On that first day of 1863 President Abraham Lincoln did present the Emancipation Proclamation. The preliminary draft of that document in Lincoln’s handwriting was briefly owned by Gerrit Smith of Peterboro and is now a treasured document in the New York State Museum in Albany. Continue reading
These days, no one likes a radical, especially one who makes unpopular statements or questions the government. The same can be said for our 19th-century counterparts. They, too, did not like a trouble-maker, particularly William Lloyd Garrison, who was born 208 years ago today, on December 12, 1805. A familiar figure to the women’s rights leaders and daughters I have studied, this Newburyport, Massachusetts native became the most outspoken abolitionist in America. At a time when North and South alike still tolerated the great evil of slavery, he called for immediate and complete abolition.

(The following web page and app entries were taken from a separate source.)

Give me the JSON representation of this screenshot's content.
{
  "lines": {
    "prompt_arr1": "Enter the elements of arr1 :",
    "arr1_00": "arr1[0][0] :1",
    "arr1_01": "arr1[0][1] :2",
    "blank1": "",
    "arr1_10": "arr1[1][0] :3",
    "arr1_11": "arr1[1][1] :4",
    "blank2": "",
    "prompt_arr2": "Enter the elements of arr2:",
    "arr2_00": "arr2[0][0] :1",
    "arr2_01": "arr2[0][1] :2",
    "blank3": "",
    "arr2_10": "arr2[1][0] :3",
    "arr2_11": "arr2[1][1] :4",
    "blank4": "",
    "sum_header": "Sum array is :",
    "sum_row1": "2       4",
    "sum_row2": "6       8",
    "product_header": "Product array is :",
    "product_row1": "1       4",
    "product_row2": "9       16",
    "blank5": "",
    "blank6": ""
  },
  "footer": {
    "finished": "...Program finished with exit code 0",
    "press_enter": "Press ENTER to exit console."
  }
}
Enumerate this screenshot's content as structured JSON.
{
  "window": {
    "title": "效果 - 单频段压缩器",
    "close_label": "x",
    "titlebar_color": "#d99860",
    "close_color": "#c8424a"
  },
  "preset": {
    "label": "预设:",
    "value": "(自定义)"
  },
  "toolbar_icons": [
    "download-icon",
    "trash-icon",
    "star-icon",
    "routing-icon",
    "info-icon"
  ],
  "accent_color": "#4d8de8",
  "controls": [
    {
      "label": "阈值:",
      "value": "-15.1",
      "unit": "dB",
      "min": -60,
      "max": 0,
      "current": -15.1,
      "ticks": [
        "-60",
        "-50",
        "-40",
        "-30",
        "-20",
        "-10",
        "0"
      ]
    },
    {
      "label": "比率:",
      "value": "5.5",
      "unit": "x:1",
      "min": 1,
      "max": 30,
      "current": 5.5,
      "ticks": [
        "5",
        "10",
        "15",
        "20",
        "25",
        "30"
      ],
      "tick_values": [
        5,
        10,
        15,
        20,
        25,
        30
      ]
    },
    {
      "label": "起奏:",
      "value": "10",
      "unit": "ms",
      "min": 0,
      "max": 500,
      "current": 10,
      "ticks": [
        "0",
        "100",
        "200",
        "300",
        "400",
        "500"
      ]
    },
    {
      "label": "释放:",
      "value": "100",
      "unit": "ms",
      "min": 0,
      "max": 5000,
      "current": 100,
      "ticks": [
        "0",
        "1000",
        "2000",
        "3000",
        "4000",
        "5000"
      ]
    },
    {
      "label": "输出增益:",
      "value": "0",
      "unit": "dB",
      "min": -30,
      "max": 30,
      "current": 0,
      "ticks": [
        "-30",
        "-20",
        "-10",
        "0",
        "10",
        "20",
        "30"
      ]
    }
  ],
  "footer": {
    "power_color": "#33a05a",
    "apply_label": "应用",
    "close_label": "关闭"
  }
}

What is less known about Garrison is his staunch defense of women’s rights. He became the inspiration that led many New Yorkers to insist on women’s as well as slaves’ rights. We could view four periods of Garrison’s life through four New York women, each of whom saw him from a different vantage point. Continue reading